IATA’s periodical Airlines International has published an interesting story about changes in the Airfreight landscape.
Air freight is learning its lessons from the crisis and becoming a different industry.
The massive decline in international air freight traffic due to the global recession—over 20% year-on-year at the lowest point—has given way to the first signs of recovery. But cargo will likely never again experience “business as usual”.
IATA expects 2009 to show a 13% contraction, with a modest improvement of 7.7% in 2010. Total freight volumes will remain 10% below the 41.8 million tonne peak recorded in 2007 although cargo demand is rising slightly faster than world trade as companies look to replenish inventories. Yields have been hit hard, last year plummeting 15%. They are expected to only improve by 0.9% in 2010.
And even though marginally better times may be on the horizon, a cautious attitude to the figures is still advised.

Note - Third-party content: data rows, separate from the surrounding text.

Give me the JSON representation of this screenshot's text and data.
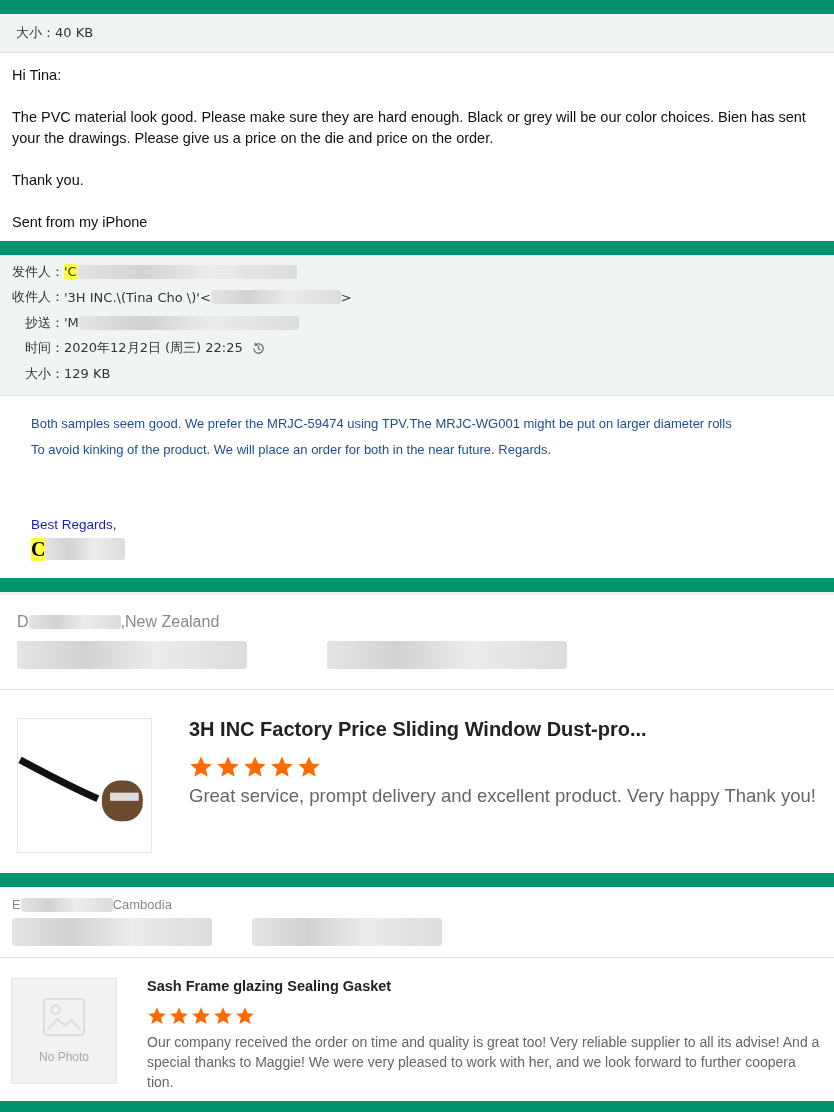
{
  "sections": [
    {
      "kind": "email",
      "header": [
        {
          "label": "大小：",
          "value": "40 KB"
        }
      ],
      "body": [
        {
          "kind": "text",
          "lines": [
            "Hi Tina:"
          ]
        },
        {
          "kind": "text",
          "lines": [
            "The PVC material look good. Please make sure they are hard enough. Black or grey will be our color  choices. Bien has sent your the drawings. Please give us a price on the die and price on the order."
          ]
        },
        {
          "kind": "text",
          "lines": [
            "Thank you."
          ]
        },
        {
          "kind": "text",
          "lines": [
            "Sent from my iPhone"
          ]
        }
      ]
    },
    {
      "kind": "email",
      "header": [
        {
          "label": "发件人：",
          "value": "'C",
          "highlighted": true,
          "redacted": true
        },
        {
          "label": "收件人：",
          "value": "'3H INC.\\(Tina Cho \\)'<",
          "redacted": true,
          "suffix": ">"
        },
        {
          "label": "抄送：",
          "value": "'M",
          "redacted": true
        },
        {
          "label": "时间：",
          "value": "2020年12月2日 (周三) 22:25",
          "kind": "time"
        },
        {
          "label": "大小：",
          "value": "129 KB"
        }
      ],
      "body": [
        {
          "kind": "note",
          "lines": [
            "Both samples seem good. We prefer the MRJC-59474 using TPV.The MRJC-WG001 might be put on larger diameter rolls",
            "To avoid kinking of the product. We will place an order for both in the near future. Regards."
          ]
        },
        {
          "kind": "closing",
          "lines": [
            "Best Regards,"
          ]
        },
        {
          "kind": "signature",
          "lines": [
            "C"
          ],
          "highlighted": true,
          "redacted": true
        }
      ]
    },
    {
      "kind": "review",
      "reviewer": {
        "initial": "D",
        "location": ",New Zealand"
      },
      "product": {
        "title": "3H INC Factory Price Sliding Window Dust-pro...",
        "stars": 5,
        "comment": "Great service, prompt delivery and excellent product. Very happy Thank you!",
        "photo": {
          "kind": "image"
        }
      }
    },
    {
      "kind": "review",
      "reviewer": {
        "initial": "E",
        "location": "Cambodia"
      },
      "product": {
        "title": "Sash Frame glazing Sealing Gasket",
        "stars": 5,
        "comment": "Our company received the order on time and quality is great too! Very reliable supplier to all its advise! And a special thanks to Maggie! We were very pleased to work with her, and we look forward to further coopera tion.",
        "photo": {
          "kind": "none",
          "label": "No Photo"
        }
      }
    }
  ]
}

Brian Pearce, IATA Chief Economist, stresses that air freight has so far only recovered about half of the volumes lost in 2008.
“There are headwinds to any growth,” he says. “Banks are still short of capital, high unemployment effects will come into play, and consumer debt is high—it’s 130% of annual income in US. This affects spending patterns and will ripple through the system.
“Another factor is the unevenness of growth,” he continues. “There is only a small increase in demand in developed nations compared with the likes of India, China and Brazil.”
Please visit IATA’s website to read the full story.